[Extracted entries]
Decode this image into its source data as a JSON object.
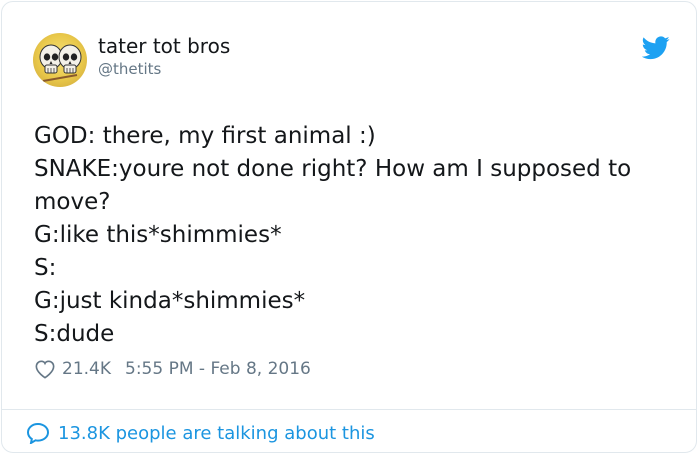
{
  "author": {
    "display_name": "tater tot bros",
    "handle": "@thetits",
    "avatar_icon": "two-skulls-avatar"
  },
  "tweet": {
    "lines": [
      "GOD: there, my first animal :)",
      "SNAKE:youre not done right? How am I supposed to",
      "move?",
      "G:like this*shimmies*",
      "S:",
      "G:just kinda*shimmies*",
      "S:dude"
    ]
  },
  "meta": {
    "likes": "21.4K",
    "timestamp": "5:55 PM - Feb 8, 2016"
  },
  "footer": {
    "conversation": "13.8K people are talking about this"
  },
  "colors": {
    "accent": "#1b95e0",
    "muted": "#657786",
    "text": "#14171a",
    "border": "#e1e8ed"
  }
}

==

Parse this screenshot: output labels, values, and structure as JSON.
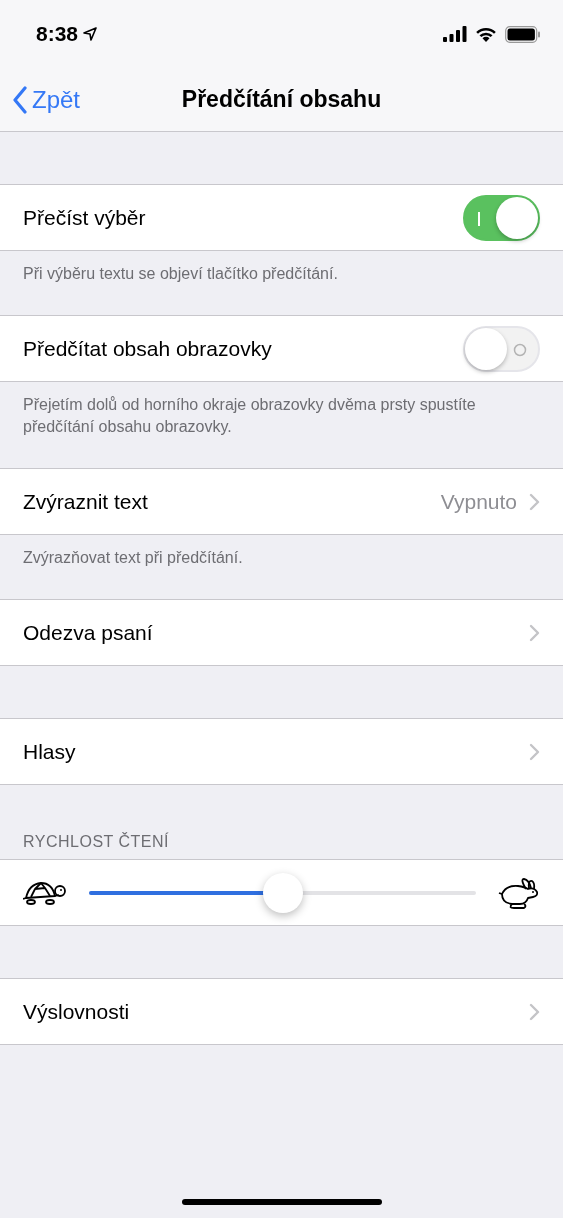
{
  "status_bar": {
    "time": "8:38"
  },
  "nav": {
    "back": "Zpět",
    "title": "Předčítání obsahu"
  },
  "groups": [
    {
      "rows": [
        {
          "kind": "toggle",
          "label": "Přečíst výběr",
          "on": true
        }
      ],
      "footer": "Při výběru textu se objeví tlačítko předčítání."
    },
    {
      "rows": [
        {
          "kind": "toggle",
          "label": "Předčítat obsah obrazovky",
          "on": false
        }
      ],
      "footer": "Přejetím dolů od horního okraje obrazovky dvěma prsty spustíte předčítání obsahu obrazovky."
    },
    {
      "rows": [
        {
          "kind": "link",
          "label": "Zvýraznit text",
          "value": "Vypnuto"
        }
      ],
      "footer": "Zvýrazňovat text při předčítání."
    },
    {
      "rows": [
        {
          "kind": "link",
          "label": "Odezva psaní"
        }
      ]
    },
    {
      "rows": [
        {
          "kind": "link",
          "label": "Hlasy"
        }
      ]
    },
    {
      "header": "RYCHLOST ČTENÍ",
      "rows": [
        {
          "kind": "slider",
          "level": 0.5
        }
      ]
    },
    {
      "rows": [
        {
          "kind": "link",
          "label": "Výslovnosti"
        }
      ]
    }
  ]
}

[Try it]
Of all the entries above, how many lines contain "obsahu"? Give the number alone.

[Solution for this problem]
2